Law, Politics, The Economy

John Fabian Witt asks, Can China protect its workers?

China and other developing Asian economies are experiencing an industrial accident crisis of world-historical proportions. Official sources report 14,675 industrial-accident deaths in China last year, but statistics on workplace accidents are notoriously unreliable, and some observers suggest that the number may be closer to 120,000.

… Conditions may well get worse before they get better. Even though China instituted new initiatives in industrial safety at the beginning of last year, official estimates indicate that industrial accident deaths increased by almost 10 percent last year.

Why is China so much more dangerous a place to work than the United States? Some of it is, of course, because our most dangerous jobs have been shipped to China, but that is only part of the story.

… the deeper historical reasons for improved workplace safety lie in an array of legal institutions developed by workers, employers, lawyers and lawmakers at the end of the 19th and beginning of the 20th centuries. American workers’ organizations, for example, developed insurance benefits for their members and sought to exercise collective control to improve workplace safety. American lawyers developed modern accident law that created remedies against negligent employers.

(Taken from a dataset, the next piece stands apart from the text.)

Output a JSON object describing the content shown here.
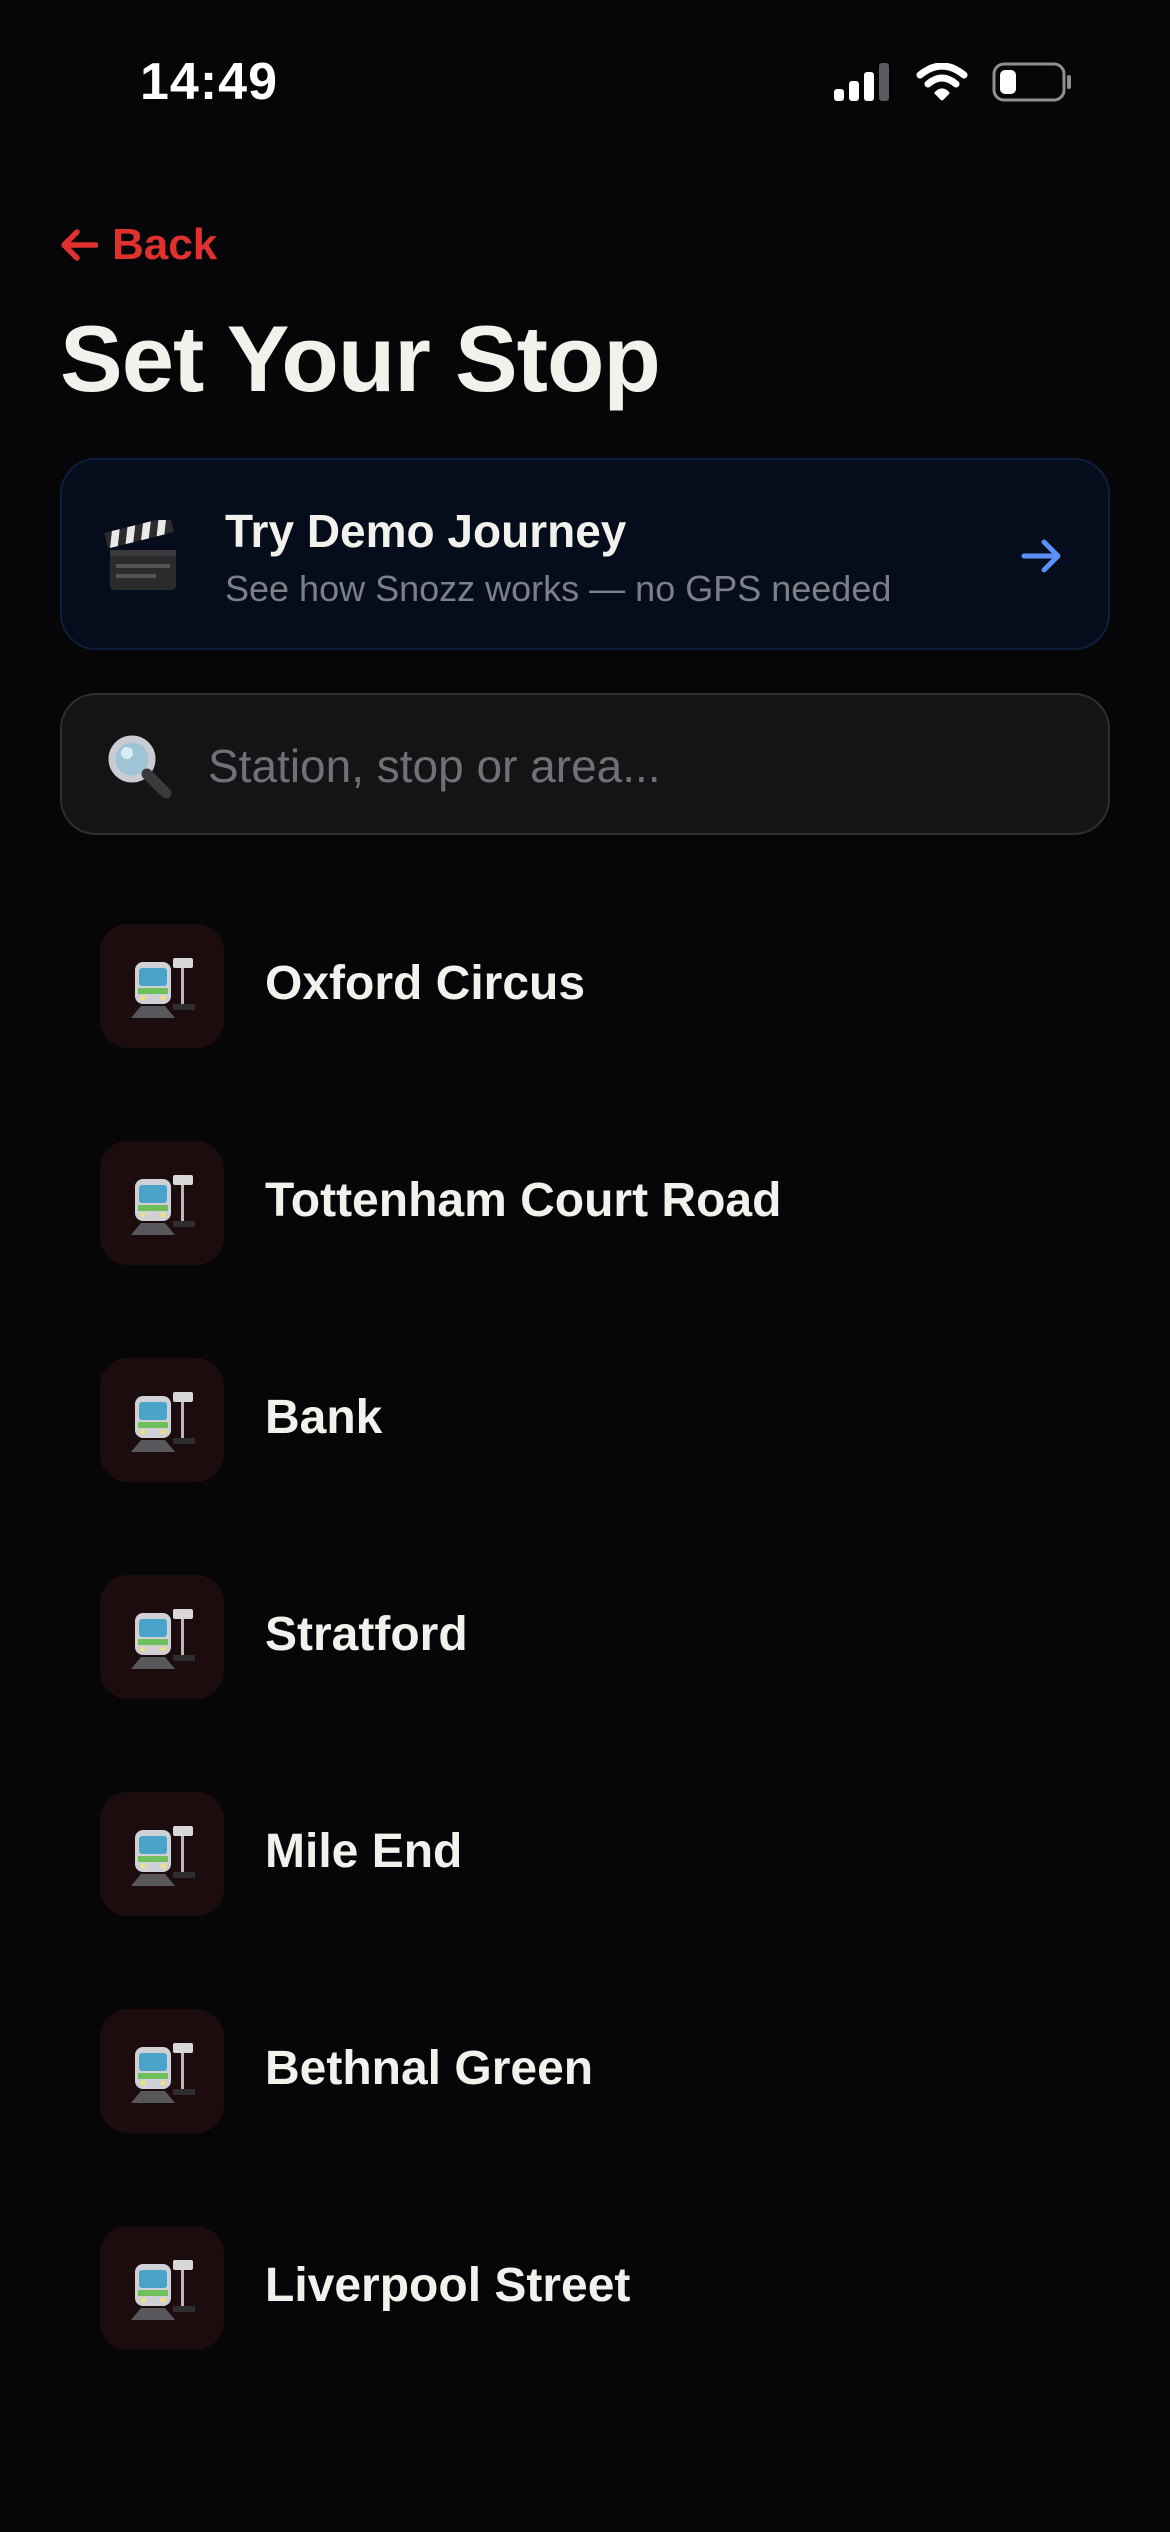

Most importantly, drawing on reforms first implemented in Germany, England, and France, workers’ compensation statutes provided compensation for injured workers and created powerful incentives for employers to reduce accident tolls. In the 1910s, American workplace injuries began to fall in virtually every industry, except coal mining …